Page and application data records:
== Segment start ==

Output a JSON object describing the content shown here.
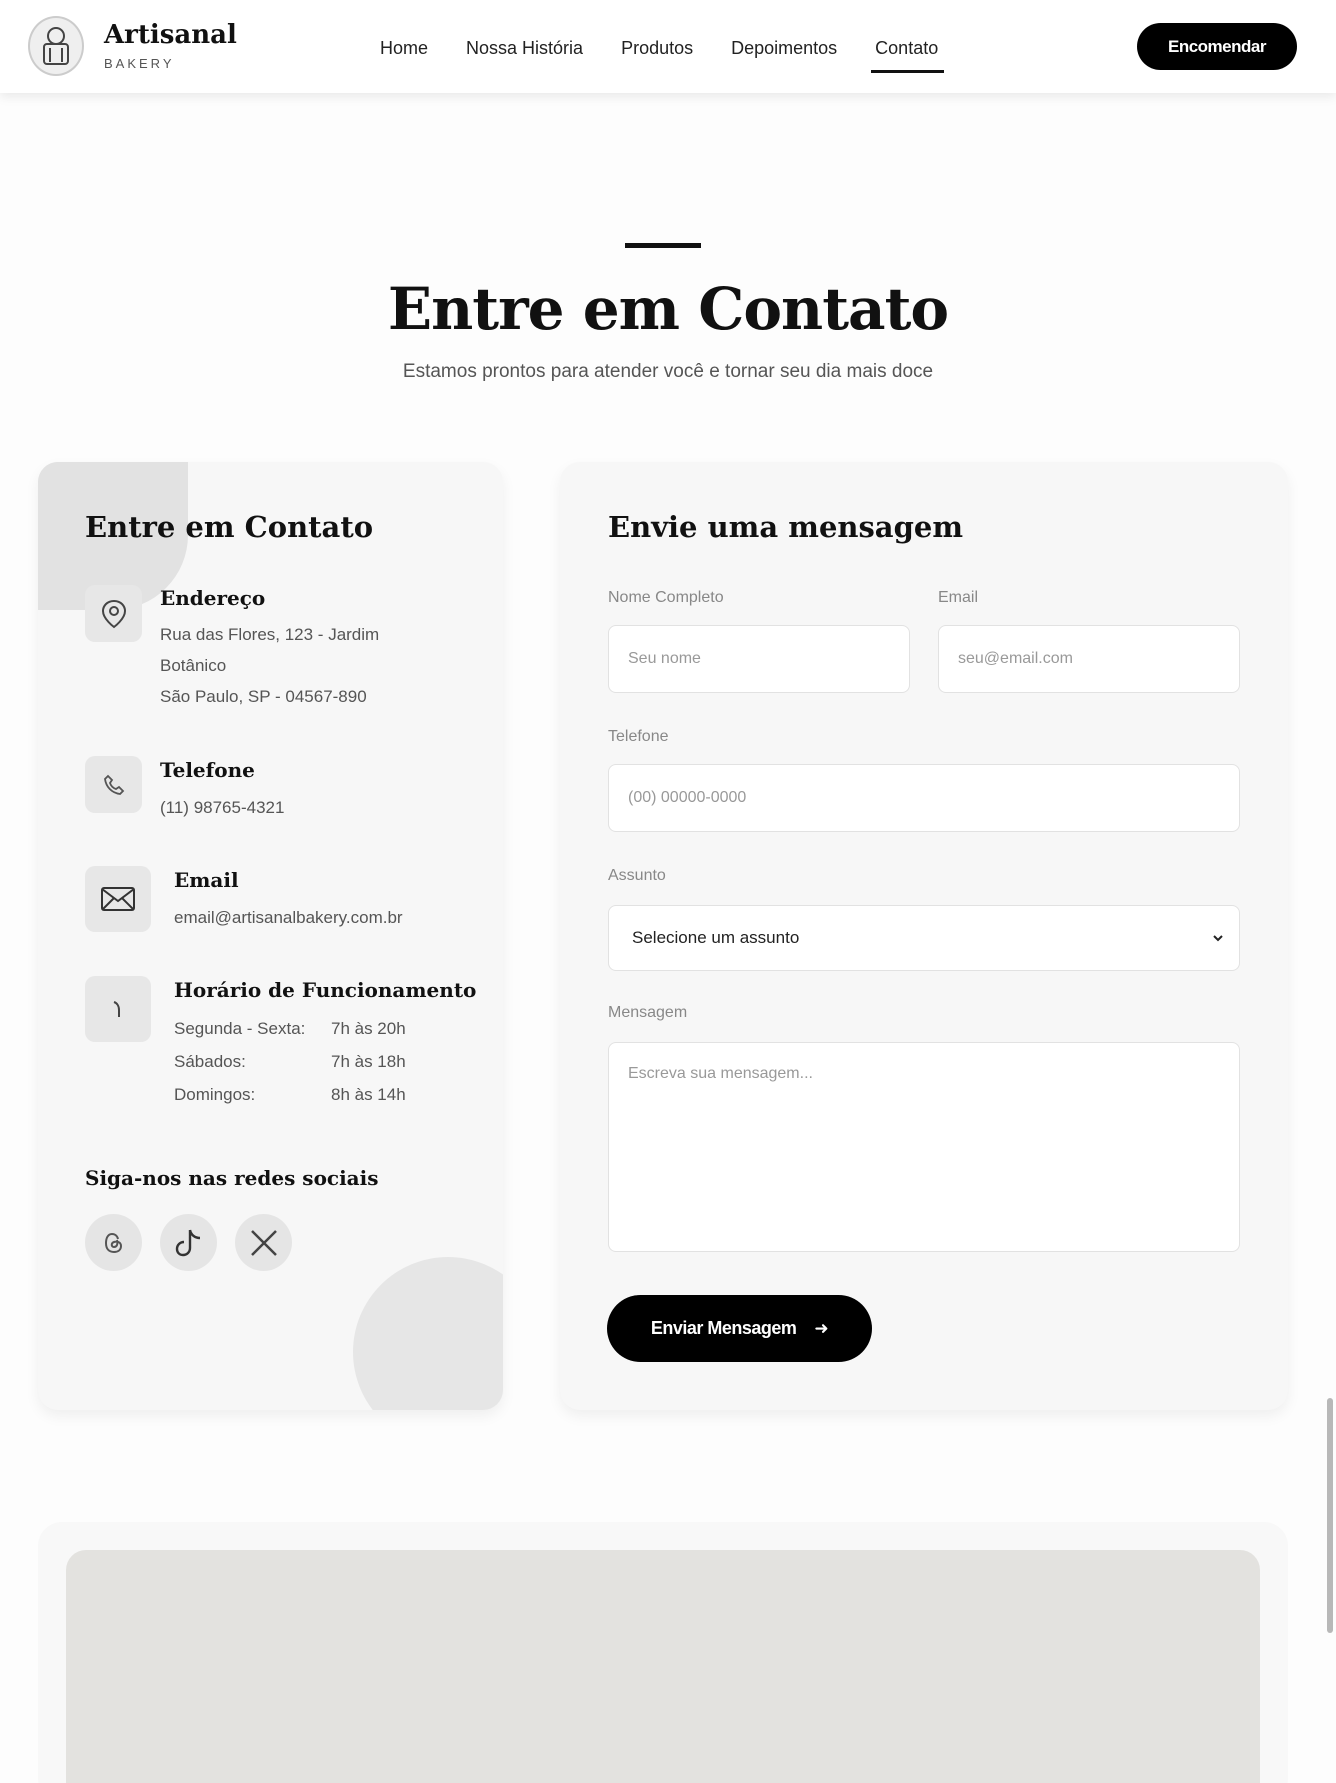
{
  "nav": {
    "brand_name": "Artisanal",
    "brand_sub": "BAKERY",
    "links": [
      "Home",
      "Nossa História",
      "Produtos",
      "Depoimentos",
      "Contato"
    ],
    "active_link": "Contato",
    "cta_label": "Encomendar"
  },
  "section": {
    "title": "Entre em Contato",
    "subtitle": "Estamos prontos para atender você e tornar seu dia mais doce"
  },
  "info_card": {
    "title": "Entre em Contato",
    "address": {
      "label": "Endereço",
      "line1": "Rua das Flores, 123 - Jardim",
      "line2": "Botânico",
      "line3": "São Paulo, SP - 04567-890"
    },
    "phone": {
      "label": "Telefone",
      "value": "(11) 98765-4321"
    },
    "email": {
      "label": "Email",
      "value": "email@artisanalbakery.com.br"
    },
    "hours": {
      "label": "Horário de Funcionamento",
      "rows": [
        {
          "day": "Segunda - Sexta:",
          "time": "7h às 20h"
        },
        {
          "day": "Sábados:",
          "time": "7h às 18h"
        },
        {
          "day": "Domingos:",
          "time": "8h às 14h"
        }
      ]
    },
    "social_title": "Siga-nos nas redes sociais",
    "social_icons": [
      "threads-icon",
      "tiktok-icon",
      "x-icon"
    ]
  },
  "form": {
    "title": "Envie uma mensagem",
    "name_label": "Nome Completo",
    "name_placeholder": "Seu nome",
    "email_label": "Email",
    "email_placeholder": "seu@email.com",
    "phone_label": "Telefone",
    "phone_placeholder": "(00) 00000-0000",
    "subject_label": "Assunto",
    "subject_selected": "Selecione um assunto",
    "message_label": "Mensagem",
    "message_placeholder": "Escreva sua mensagem...",
    "submit_label": "Enviar Mensagem",
    "submit_icon": "arrow-right-icon"
  },
  "colors": {
    "accent": "#000000",
    "card_bg": "#f7f7f7",
    "icon_bg": "#e7e7e7",
    "map_bg": "#e3e2df"
  }
}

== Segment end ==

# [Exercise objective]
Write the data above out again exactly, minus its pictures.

# [Solved problem]
Output a JSON object describing the content shown here.
{
  "nav": {
    "brand_name": "Artisanal",
    "brand_sub": "BAKERY",
    "links": [
      "Home",
      "Nossa História",
      "Produtos",
      "Depoimentos",
      "Contato"
    ],
    "active_link": "Contato",
    "cta_label": "Encomendar"
  },
  "section": {
    "title": "Entre em Contato",
    "subtitle": "Estamos prontos para atender você e tornar seu dia mais doce"
  },
  "info_card": {
    "title": "Entre em Contato",
    "address": {
      "label": "Endereço",
      "line1": "Rua das Flores, 123 - Jardim",
      "line2": "Botânico",
      "line3": "São Paulo, SP - 04567-890"
    },
    "phone": {
      "label": "Telefone",
      "value": "(11) 98765-4321"
    },
    "email": {
      "label": "Email",
      "value": "email@artisanalbakery.com.br"
    },
    "hours": {
      "label": "Horário de Funcionamento",
      "rows": [
        {
          "day": "Segunda - Sexta:",
          "time": "7h às 20h"
        },
        {
          "day": "Sábados:",
          "time": "7h às 18h"
        },
        {
          "day": "Domingos:",
          "time": "8h às 14h"
        }
      ]
    },
    "social_title": "Siga-nos nas redes sociais",
    "social_icons": [
      "threads-icon",
      "tiktok-icon",
      "x-icon"
    ]
  },
  "form": {
    "title": "Envie uma mensagem",
    "name_label": "Nome Completo",
    "name_placeholder": "Seu nome",
    "email_label": "Email",
    "email_placeholder": "seu@email.com",
    "phone_label": "Telefone",
    "phone_placeholder": "(00) 00000-0000",
    "subject_label": "Assunto",
    "subject_selected": "Selecione um assunto",
    "message_label": "Mensagem",
    "message_placeholder": "Escreva sua mensagem...",
    "submit_label": "Enviar Mensagem",
    "submit_icon": "arrow-right-icon"
  },
  "colors": {
    "accent": "#000000",
    "card_bg": "#f7f7f7",
    "icon_bg": "#e7e7e7",
    "map_bg": "#e3e2df"
  }
}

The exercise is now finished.